§ **Dataset records**

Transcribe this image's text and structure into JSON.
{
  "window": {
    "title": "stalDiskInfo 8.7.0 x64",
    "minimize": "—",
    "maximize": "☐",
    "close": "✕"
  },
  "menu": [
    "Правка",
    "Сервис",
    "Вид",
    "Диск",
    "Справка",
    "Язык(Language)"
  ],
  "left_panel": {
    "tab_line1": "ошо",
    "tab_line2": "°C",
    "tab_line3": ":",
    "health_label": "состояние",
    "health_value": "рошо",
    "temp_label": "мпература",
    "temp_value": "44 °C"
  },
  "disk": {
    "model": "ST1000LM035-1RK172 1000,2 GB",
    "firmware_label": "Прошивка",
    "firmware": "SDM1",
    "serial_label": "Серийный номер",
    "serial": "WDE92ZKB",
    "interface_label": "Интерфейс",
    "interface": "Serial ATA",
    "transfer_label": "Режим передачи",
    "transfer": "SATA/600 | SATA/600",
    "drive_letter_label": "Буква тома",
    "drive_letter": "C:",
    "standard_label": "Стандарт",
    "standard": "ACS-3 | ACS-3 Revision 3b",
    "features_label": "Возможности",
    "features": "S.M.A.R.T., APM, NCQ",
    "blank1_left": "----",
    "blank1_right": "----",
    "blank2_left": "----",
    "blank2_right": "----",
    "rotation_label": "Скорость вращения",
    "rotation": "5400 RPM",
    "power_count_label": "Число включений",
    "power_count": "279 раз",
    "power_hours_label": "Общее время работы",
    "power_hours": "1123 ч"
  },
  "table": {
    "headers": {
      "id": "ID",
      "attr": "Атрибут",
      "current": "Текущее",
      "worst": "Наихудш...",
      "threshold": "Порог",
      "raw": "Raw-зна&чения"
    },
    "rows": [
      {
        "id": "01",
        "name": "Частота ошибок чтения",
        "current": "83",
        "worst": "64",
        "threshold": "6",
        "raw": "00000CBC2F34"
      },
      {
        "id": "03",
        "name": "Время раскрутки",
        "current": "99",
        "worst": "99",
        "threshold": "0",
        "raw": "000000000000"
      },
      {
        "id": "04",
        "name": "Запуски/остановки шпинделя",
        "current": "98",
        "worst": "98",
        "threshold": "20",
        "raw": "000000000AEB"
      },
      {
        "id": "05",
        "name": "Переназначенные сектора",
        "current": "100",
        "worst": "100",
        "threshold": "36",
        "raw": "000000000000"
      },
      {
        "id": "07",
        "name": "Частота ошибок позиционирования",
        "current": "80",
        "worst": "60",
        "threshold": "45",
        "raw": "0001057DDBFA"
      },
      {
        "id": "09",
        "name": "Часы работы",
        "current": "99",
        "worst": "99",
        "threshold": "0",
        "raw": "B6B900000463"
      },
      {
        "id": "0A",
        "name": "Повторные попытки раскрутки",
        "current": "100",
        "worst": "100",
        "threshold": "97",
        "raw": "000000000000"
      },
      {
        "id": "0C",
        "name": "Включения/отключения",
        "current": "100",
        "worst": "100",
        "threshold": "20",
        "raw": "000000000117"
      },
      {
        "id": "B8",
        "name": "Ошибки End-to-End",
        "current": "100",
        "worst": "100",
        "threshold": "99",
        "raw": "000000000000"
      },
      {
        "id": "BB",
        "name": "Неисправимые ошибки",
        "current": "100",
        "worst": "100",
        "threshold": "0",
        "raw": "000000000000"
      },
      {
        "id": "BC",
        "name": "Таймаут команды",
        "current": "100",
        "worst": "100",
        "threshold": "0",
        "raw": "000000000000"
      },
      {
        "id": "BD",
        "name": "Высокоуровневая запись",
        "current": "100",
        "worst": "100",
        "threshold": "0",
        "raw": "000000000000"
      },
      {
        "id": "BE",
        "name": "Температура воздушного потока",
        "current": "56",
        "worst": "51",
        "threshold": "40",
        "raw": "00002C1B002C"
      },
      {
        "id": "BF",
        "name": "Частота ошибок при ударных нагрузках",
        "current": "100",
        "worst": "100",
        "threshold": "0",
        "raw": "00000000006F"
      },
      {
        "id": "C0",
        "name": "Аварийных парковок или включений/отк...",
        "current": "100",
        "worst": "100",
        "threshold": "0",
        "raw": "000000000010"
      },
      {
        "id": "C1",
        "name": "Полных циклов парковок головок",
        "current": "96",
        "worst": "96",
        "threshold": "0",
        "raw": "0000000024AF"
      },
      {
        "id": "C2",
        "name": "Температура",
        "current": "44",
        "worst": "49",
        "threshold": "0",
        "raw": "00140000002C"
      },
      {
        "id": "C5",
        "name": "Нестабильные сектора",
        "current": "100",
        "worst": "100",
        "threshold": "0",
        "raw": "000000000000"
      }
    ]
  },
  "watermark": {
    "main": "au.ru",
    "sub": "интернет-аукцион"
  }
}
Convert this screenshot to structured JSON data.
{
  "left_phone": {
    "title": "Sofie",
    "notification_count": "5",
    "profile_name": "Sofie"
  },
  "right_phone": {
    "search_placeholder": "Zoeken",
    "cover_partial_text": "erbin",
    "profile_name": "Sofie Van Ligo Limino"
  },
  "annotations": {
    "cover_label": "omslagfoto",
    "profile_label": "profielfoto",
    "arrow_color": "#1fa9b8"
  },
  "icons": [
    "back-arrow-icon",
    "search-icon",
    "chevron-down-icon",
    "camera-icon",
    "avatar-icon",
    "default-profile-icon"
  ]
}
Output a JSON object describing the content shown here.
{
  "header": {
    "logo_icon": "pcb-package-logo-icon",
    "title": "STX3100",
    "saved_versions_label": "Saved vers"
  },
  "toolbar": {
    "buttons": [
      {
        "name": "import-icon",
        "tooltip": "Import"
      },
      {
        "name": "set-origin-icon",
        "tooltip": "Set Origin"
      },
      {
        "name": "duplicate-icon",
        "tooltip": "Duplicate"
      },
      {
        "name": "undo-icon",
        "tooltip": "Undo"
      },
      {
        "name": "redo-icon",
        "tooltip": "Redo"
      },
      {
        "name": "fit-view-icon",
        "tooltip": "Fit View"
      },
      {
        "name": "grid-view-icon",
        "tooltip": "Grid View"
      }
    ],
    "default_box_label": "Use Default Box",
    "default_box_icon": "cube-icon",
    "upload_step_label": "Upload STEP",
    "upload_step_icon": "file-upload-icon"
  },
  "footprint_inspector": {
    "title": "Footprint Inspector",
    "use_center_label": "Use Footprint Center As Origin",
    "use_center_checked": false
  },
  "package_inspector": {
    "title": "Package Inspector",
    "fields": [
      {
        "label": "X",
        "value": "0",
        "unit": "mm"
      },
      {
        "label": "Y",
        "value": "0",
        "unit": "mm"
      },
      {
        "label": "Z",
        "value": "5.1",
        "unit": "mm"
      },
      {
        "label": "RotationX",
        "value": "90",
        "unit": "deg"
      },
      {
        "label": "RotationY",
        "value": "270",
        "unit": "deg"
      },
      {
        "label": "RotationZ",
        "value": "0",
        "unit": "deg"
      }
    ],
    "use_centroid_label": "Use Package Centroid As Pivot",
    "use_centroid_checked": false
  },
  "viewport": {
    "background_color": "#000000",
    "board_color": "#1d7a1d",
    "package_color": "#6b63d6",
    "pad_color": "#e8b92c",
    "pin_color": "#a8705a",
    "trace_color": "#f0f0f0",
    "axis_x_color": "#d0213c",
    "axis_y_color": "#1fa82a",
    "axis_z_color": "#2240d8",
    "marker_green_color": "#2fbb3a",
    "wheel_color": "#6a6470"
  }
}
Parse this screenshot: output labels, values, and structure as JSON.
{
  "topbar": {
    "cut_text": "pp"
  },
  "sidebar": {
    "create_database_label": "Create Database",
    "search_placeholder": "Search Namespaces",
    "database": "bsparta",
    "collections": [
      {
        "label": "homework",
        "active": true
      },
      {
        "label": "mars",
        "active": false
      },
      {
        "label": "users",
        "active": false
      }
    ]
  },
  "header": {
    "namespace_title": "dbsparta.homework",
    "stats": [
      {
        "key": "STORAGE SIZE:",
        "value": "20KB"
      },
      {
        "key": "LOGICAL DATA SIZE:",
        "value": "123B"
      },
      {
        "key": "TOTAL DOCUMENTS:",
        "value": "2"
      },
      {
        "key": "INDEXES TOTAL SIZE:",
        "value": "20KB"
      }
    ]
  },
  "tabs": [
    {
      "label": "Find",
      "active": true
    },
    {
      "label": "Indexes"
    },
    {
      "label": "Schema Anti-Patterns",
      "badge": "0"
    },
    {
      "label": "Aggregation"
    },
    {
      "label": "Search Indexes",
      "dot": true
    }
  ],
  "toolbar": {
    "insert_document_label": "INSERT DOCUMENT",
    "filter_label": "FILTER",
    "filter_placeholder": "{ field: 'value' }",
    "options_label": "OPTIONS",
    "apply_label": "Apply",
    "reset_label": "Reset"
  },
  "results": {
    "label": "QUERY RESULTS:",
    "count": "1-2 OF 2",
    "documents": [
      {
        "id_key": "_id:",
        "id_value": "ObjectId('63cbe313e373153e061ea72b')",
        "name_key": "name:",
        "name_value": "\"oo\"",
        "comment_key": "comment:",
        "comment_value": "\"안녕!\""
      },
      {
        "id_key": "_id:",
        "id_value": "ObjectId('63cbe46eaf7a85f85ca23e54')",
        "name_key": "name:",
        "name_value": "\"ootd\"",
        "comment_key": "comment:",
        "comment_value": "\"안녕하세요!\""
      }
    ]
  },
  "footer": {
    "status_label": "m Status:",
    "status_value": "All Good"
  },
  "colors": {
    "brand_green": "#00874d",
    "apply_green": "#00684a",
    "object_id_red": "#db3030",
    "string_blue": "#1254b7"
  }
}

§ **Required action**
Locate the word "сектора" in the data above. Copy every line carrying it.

§ **Completed task**
        "name": "Переназначенные сектора",
        "name": "Нестабильные сектора",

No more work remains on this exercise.